__TASK STATEMENT__.
Return each entry unchanged.

Dataset rows describing interfaces
━━━━━━━━━━━━━━━━

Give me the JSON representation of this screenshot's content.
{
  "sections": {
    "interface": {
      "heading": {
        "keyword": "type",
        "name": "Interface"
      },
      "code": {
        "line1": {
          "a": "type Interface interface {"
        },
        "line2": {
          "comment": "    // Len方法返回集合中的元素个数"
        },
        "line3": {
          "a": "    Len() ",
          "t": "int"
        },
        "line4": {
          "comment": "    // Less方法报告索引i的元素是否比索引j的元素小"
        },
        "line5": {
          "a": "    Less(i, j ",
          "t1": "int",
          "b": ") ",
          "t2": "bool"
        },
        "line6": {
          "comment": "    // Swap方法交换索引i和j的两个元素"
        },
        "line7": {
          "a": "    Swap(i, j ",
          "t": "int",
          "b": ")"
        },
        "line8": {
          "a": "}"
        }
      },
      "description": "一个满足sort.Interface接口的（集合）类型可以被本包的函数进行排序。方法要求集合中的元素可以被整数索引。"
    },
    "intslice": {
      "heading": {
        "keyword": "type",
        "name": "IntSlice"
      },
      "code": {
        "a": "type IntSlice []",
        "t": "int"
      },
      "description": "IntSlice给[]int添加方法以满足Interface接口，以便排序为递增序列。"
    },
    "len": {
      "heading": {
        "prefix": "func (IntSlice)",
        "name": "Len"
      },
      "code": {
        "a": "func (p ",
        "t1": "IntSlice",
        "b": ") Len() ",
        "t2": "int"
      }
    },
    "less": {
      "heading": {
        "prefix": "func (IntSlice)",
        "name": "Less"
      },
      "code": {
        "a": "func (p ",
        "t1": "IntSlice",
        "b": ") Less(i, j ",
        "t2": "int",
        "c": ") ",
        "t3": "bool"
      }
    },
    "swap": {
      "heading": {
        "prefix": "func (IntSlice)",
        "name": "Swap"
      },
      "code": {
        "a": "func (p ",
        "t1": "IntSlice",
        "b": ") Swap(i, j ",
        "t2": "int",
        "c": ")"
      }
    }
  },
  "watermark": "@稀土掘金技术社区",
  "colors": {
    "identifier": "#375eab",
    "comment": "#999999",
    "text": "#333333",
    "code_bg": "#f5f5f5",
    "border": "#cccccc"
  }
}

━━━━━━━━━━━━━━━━

__ANSWER SECTION__.
Give me the JSON representation of this screenshot's content.
{
  "sections": {
    "interface": {
      "heading": {
        "keyword": "type",
        "name": "Interface"
      },
      "code": {
        "line1": {
          "a": "type Interface interface {"
        },
        "line2": {
          "comment": "    // Len方法返回集合中的元素个数"
        },
        "line3": {
          "a": "    Len() ",
          "t": "int"
        },
        "line4": {
          "comment": "    // Less方法报告索引i的元素是否比索引j的元素小"
        },
        "line5": {
          "a": "    Less(i, j ",
          "t1": "int",
          "b": ") ",
          "t2": "bool"
        },
        "line6": {
          "comment": "    // Swap方法交换索引i和j的两个元素"
        },
        "line7": {
          "a": "    Swap(i, j ",
          "t": "int",
          "b": ")"
        },
        "line8": {
          "a": "}"
        }
      },
      "description": "一个满足sort.Interface接口的（集合）类型可以被本包的函数进行排序。方法要求集合中的元素可以被整数索引。"
    },
    "intslice": {
      "heading": {
        "keyword": "type",
        "name": "IntSlice"
      },
      "code": {
        "a": "type IntSlice []",
        "t": "int"
      },
      "description": "IntSlice给[]int添加方法以满足Interface接口，以便排序为递增序列。"
    },
    "len": {
      "heading": {
        "prefix": "func (IntSlice)",
        "name": "Len"
      },
      "code": {
        "a": "func (p ",
        "t1": "IntSlice",
        "b": ") Len() ",
        "t2": "int"
      }
    },
    "less": {
      "heading": {
        "prefix": "func (IntSlice)",
        "name": "Less"
      },
      "code": {
        "a": "func (p ",
        "t1": "IntSlice",
        "b": ") Less(i, j ",
        "t2": "int",
        "c": ") ",
        "t3": "bool"
      }
    },
    "swap": {
      "heading": {
        "prefix": "func (IntSlice)",
        "name": "Swap"
      },
      "code": {
        "a": "func (p ",
        "t1": "IntSlice",
        "b": ") Swap(i, j ",
        "t2": "int",
        "c": ")"
      }
    }
  },
  "watermark": "@稀土掘金技术社区",
  "colors": {
    "identifier": "#375eab",
    "comment": "#999999",
    "text": "#333333",
    "code_bg": "#f5f5f5",
    "border": "#cccccc"
  }
}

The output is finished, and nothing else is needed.